In the unfortunate event of a man overboard situation, having the right recovery equipment on board can significantly increase the chances of a successful rescue. Essential man overboard recovery gear includes:
Throwing Devices: Throwable flotation devices, such as life rings or throwable cushions, can provide immediate buoyancy to the person in the water.
Lifesling: A lifesling is a flotation device attached to a retrieval line, allowing the person in the water to be pulled back to the boat.
Man Overboard Pole: A man overboard pole is a tall, brightly colored pole with a flag and flotation device attached. It can be thrown into the water to mark the person’s location and provide additional flotation.
Fire Safety Equipment
Fire is a significant hazard on any boat, and having the right fire safety equipment on board is crucial. Essential fire safety gear includes:
Fire Extinguishers: Ensure that you have the appropriate number and type of fire extinguishers on board, based on your boat’s size and the potential fire hazards. Regularly inspect and maintain your fire extinguishers to ensure they’re in good working order.
Fire Blanket: A fire blanket is a nonflammable material used to smother small fires. It’s particularly useful for extinguishing cooking fires or fires involving flammable liquids.
Smoke and Carbon Monoxide Detectors: Install smoke and carbon monoxide detectors in your boat’s living spaces to provide early warning of potential fire hazards or dangerous gas buildup.
First Aid Kit
A well-stocked first aid kit is essential for treating minor injuries and stabilizing more severe conditions until professional medical help can be reached. Your first aid kit should include items such as:
- Bandages, gauze, and adhesive tape
- Antiseptic wipes and ointments
- Pain relievers and anti-inflammatory medications
- Seasickness remedies
- Tweezers, scissors, and a thermometer
- Emergency blanket and instant cold packs
Consider taking a first aid course to familiarize yourself with basic first aid techniques and procedures.
Emergency Signaling Devices
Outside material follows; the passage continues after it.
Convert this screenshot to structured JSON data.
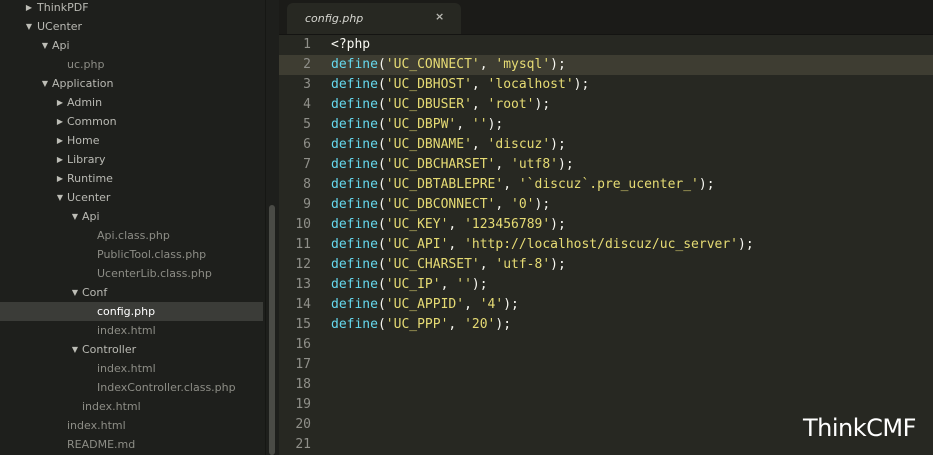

In case of an emergency, having the means to signal for help is crucial. Essential emergency signaling devices include:
VHF Radio: A VHF radio allows you to communicate with other boats and rescue services in case of an emergency. Ensure that your VHF radio is in good working order and that you’re familiar with the proper procedures for making a distress call.
EPIRB (Emergency Position Indicating Radio Beacon): An EPIRB is a device that, when activated, sends a distress signal with your location to search and rescue services. Register your EPIRB and ensure that it’s properly maintained and tested.
Flares: Flares are a visual signaling device used to attract attention in case of an emergency. Ensure that you have a variety of flares on board, including handheld, aerial, and smoke flares, and that they’re stored in a waterproof container.
Whistle and Mirror: A whistle and mirror can be used as simple, low-tech signaling devices to attract attention in case of an emergency.
Navigation and Communication Equipment
Reliable navigation and communication equipment are essential for safe sailing. Key items include:
GPS and Chartplotter: A GPS and chartplotter provide accurate location information and help you navigate your route. Regularly update your electronic charts and carry paper charts as a backup.
AIS (Automatic Identification System): AIS is a system that allows you to track and be tracked by other vessels, providing valuable information about their position, speed, and course. This can help you avoid collisions and stay aware of nearby traffic.
Radar: Radar is a valuable tool for navigating in poor visibility or detecting potential hazards, such as other vessels or obstacles in the water.
Satellite Phone: A satellite phone provides a means of communication when out of VHF radio range, allowing you to stay in touch with family and emergency services.
Investing in high-quality safety gear is essential for anyone embarking on a sailing adventure. By equipping your boat with the necessary safety equipment and regularly maintaining and inspecting your gear, you can ensure that your sailing experiences are safe, enjoyable, and stress-free. Remember, safety should always be your top priority when setting sail.